BEGIN Data to process

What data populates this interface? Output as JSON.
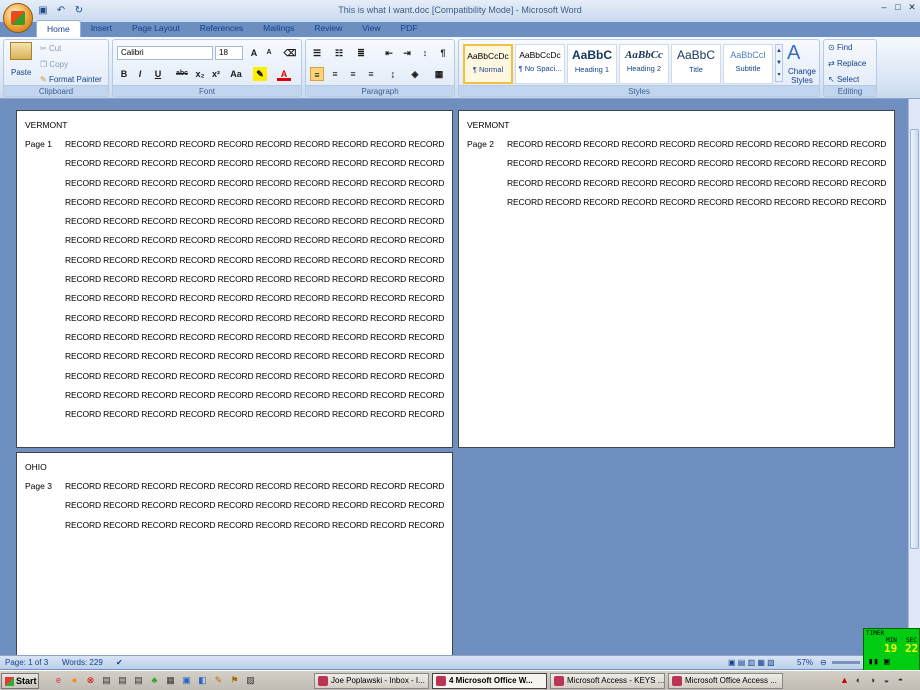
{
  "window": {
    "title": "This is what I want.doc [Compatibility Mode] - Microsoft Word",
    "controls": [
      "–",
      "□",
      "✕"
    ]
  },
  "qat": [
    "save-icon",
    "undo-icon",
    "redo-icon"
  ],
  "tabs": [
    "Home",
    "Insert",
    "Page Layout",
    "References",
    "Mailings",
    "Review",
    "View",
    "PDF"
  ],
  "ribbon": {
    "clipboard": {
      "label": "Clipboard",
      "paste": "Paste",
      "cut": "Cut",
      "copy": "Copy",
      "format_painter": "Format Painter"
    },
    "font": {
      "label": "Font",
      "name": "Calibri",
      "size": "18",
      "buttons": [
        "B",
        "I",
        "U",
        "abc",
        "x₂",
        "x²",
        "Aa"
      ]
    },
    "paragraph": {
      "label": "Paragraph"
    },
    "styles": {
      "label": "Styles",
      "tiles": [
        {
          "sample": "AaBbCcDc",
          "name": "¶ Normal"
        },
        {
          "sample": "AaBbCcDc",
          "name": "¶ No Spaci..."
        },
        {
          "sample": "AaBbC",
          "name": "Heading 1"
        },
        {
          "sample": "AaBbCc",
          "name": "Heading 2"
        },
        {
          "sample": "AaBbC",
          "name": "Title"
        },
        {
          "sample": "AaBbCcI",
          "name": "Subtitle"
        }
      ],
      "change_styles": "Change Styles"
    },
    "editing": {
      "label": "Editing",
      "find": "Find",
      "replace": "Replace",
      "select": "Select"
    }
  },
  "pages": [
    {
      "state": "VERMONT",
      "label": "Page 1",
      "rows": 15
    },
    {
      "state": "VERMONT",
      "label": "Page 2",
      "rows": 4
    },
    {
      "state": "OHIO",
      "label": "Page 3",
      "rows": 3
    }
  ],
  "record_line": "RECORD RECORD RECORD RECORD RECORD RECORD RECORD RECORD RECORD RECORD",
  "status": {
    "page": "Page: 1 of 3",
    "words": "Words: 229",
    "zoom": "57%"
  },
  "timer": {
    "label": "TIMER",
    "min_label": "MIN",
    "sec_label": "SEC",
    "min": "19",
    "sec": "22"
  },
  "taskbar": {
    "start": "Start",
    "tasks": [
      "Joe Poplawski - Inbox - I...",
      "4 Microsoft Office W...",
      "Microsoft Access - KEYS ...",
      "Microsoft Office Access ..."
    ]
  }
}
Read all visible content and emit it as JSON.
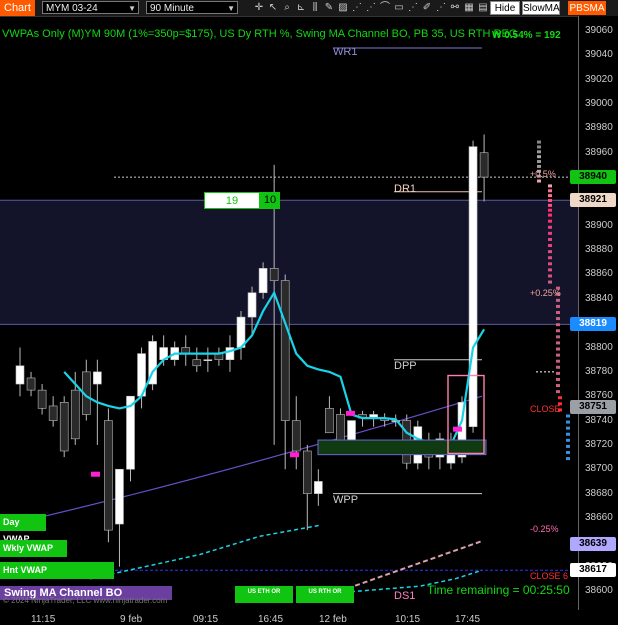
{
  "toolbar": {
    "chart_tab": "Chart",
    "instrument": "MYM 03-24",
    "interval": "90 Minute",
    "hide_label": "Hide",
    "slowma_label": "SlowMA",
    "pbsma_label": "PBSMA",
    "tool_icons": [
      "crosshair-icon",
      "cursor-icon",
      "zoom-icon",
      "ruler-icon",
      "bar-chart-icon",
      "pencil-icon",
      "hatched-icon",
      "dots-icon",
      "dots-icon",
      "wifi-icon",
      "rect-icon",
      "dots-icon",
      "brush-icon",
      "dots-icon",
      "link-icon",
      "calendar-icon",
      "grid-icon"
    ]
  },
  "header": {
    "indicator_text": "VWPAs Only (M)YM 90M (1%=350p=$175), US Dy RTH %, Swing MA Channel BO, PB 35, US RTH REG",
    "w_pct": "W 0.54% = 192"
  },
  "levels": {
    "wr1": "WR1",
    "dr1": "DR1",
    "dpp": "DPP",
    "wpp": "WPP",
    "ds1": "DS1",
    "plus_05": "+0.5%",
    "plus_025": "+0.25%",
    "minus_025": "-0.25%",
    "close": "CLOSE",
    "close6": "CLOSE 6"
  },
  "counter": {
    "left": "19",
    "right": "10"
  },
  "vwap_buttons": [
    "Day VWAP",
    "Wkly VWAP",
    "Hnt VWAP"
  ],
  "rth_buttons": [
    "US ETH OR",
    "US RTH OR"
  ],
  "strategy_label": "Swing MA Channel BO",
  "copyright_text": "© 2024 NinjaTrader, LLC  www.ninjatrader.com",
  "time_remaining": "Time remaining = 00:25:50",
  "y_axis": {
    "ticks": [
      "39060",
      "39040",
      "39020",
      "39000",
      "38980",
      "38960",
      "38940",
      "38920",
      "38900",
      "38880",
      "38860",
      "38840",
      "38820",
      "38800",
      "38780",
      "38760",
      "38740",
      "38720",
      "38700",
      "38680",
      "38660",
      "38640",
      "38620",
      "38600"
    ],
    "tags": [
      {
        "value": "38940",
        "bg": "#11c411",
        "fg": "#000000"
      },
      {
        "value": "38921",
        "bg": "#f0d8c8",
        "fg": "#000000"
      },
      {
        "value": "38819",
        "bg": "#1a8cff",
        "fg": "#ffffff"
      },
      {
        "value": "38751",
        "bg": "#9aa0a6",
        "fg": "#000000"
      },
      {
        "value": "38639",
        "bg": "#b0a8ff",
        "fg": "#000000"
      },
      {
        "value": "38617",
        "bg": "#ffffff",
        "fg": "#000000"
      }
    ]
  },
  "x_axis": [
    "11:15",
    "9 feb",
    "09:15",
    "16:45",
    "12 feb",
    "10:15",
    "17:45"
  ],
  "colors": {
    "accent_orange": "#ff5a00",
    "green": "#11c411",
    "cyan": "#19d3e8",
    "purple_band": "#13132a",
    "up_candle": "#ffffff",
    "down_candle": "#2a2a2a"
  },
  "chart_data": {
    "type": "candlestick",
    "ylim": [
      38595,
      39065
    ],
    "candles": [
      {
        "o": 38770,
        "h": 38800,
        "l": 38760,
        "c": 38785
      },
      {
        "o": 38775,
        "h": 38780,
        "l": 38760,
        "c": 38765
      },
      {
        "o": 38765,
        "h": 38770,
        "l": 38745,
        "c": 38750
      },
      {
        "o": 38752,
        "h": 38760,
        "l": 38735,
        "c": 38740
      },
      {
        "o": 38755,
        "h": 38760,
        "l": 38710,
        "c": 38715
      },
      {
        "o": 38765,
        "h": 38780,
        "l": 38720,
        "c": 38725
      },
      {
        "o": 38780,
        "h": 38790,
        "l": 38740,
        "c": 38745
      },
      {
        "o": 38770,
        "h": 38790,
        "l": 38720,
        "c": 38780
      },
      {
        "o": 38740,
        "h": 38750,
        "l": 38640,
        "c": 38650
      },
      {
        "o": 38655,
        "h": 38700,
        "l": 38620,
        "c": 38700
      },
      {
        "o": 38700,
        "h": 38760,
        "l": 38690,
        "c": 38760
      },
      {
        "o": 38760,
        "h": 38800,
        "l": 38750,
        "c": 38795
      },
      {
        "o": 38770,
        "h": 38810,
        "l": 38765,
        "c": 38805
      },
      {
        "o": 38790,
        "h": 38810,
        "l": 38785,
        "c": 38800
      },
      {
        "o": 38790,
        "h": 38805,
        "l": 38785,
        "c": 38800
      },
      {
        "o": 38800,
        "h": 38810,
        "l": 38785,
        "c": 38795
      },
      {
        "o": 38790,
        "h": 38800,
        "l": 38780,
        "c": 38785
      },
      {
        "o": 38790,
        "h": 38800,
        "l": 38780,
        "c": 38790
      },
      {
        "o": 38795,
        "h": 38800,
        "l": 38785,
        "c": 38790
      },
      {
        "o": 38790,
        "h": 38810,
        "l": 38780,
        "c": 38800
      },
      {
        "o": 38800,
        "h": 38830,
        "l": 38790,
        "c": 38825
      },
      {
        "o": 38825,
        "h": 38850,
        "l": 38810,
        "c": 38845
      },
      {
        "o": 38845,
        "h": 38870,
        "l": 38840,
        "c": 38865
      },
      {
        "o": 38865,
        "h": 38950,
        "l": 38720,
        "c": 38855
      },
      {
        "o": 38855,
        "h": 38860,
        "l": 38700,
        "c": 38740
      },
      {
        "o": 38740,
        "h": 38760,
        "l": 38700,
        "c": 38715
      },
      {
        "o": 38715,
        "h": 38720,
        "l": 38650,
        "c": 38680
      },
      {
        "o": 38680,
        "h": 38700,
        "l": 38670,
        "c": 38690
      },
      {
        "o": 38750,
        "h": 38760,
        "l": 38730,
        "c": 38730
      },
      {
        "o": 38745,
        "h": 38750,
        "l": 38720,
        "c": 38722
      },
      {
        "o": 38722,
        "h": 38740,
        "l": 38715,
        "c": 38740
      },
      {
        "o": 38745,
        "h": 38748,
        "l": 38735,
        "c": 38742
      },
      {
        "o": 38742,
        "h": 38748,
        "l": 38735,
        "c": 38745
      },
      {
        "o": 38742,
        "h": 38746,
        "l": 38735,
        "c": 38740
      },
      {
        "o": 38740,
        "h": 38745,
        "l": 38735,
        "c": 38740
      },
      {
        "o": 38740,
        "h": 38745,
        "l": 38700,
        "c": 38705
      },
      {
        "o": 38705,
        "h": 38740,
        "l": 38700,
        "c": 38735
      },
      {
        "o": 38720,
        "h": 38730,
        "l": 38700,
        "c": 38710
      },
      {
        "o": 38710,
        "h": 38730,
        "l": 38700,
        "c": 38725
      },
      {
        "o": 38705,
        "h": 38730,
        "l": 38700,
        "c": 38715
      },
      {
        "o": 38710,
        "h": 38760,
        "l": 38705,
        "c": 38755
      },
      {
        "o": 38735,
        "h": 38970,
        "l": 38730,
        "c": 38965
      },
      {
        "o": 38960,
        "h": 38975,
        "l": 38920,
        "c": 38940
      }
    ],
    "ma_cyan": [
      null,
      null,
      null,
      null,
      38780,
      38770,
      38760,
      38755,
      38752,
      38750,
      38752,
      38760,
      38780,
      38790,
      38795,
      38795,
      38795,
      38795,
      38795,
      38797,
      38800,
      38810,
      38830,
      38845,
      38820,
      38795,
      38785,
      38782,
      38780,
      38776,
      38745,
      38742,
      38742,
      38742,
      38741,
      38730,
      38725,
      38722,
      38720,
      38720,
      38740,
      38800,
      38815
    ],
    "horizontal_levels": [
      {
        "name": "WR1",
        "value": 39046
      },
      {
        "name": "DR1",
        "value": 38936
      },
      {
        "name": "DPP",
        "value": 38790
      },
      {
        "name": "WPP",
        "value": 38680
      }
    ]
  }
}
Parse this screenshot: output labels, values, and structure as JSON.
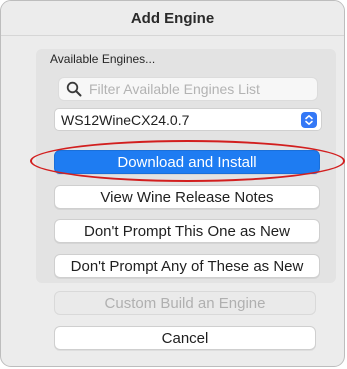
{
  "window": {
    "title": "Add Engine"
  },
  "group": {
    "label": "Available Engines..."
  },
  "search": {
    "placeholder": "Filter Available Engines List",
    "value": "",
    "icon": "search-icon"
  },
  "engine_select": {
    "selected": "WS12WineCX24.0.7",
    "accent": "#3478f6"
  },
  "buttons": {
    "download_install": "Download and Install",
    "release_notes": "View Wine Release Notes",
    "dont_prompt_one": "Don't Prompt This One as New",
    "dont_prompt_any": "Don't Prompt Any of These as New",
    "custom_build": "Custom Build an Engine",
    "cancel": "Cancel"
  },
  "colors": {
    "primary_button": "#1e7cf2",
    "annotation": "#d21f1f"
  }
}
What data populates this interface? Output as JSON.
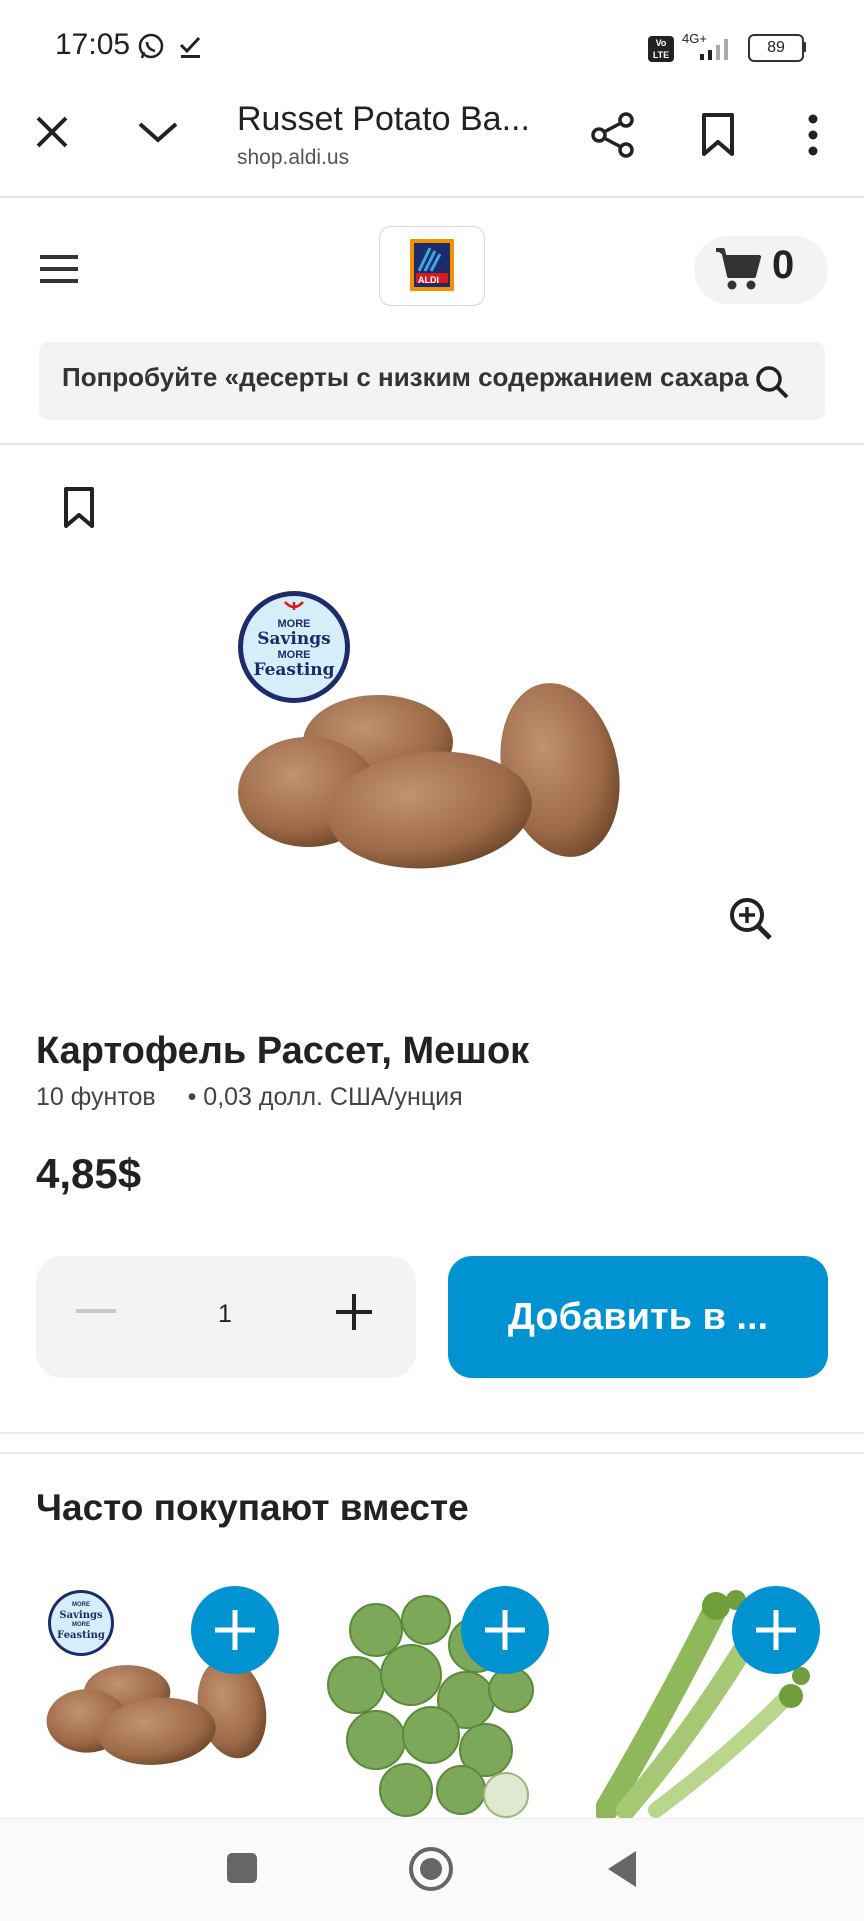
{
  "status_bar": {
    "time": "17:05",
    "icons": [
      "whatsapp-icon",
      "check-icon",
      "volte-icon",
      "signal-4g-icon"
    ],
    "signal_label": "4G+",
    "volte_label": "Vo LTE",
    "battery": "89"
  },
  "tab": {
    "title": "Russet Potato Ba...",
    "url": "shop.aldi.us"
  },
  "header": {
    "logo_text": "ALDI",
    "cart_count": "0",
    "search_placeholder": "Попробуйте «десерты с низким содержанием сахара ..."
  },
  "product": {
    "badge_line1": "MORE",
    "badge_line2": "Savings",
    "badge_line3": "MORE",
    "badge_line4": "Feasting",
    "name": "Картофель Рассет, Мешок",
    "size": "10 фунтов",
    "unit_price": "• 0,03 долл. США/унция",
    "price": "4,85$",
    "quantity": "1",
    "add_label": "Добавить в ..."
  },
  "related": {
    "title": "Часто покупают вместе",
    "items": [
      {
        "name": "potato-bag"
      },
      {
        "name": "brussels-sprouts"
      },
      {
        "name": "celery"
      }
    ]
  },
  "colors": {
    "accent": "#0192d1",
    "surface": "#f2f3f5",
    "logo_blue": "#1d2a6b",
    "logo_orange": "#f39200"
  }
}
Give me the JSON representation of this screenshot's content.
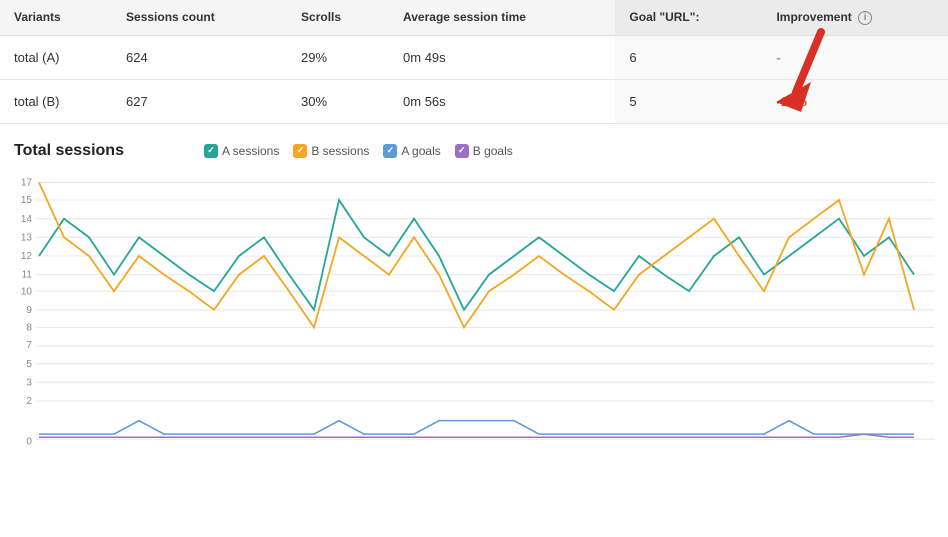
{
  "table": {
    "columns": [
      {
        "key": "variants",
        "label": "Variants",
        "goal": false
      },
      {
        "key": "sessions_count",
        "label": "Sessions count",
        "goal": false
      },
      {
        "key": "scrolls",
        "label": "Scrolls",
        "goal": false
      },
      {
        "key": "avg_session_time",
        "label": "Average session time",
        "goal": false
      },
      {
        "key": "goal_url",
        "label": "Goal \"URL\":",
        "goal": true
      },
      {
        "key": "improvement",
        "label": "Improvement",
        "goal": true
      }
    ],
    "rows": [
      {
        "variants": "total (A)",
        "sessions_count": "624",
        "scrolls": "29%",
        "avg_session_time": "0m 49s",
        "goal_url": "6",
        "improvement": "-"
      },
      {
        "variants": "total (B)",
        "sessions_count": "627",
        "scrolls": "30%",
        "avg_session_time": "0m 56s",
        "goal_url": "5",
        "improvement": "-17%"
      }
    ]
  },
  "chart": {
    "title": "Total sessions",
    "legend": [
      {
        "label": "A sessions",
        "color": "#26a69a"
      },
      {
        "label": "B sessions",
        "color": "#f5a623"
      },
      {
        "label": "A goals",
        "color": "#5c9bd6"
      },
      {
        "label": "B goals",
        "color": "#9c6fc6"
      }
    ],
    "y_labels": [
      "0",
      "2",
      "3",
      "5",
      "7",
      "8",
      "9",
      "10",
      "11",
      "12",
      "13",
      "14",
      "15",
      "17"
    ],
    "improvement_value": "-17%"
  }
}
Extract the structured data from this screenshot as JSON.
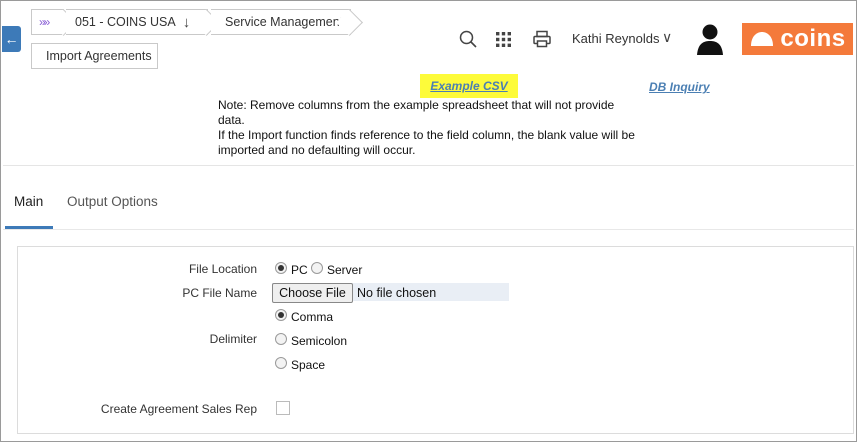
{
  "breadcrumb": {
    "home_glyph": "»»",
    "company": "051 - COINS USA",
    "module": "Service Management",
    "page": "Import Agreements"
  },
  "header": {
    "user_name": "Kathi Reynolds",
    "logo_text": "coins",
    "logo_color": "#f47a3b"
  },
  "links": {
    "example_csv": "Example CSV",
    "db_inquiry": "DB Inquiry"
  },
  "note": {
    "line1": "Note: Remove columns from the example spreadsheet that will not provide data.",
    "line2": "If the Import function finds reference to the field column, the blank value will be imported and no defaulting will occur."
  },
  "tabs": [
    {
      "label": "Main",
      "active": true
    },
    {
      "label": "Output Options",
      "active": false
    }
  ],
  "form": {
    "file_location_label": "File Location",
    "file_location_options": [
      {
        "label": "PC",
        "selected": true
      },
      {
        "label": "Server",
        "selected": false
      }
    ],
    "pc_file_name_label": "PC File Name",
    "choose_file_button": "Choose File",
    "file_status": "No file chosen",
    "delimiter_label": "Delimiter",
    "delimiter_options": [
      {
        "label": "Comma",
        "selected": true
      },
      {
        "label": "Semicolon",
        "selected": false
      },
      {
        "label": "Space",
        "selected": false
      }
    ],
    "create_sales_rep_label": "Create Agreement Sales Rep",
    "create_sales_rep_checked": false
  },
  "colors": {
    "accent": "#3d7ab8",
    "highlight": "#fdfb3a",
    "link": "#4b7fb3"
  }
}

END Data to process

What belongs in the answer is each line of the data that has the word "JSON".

Exercise output:
What data populates this interface? Output as JSON.
Read all visible content and emit it as JSON.
Parse this screenshot: output labels, values, and structure as JSON.
What data populates this interface? Output as JSON.
Give me the JSON representation of this screenshot's content.
Extract the structured data from this screenshot as JSON.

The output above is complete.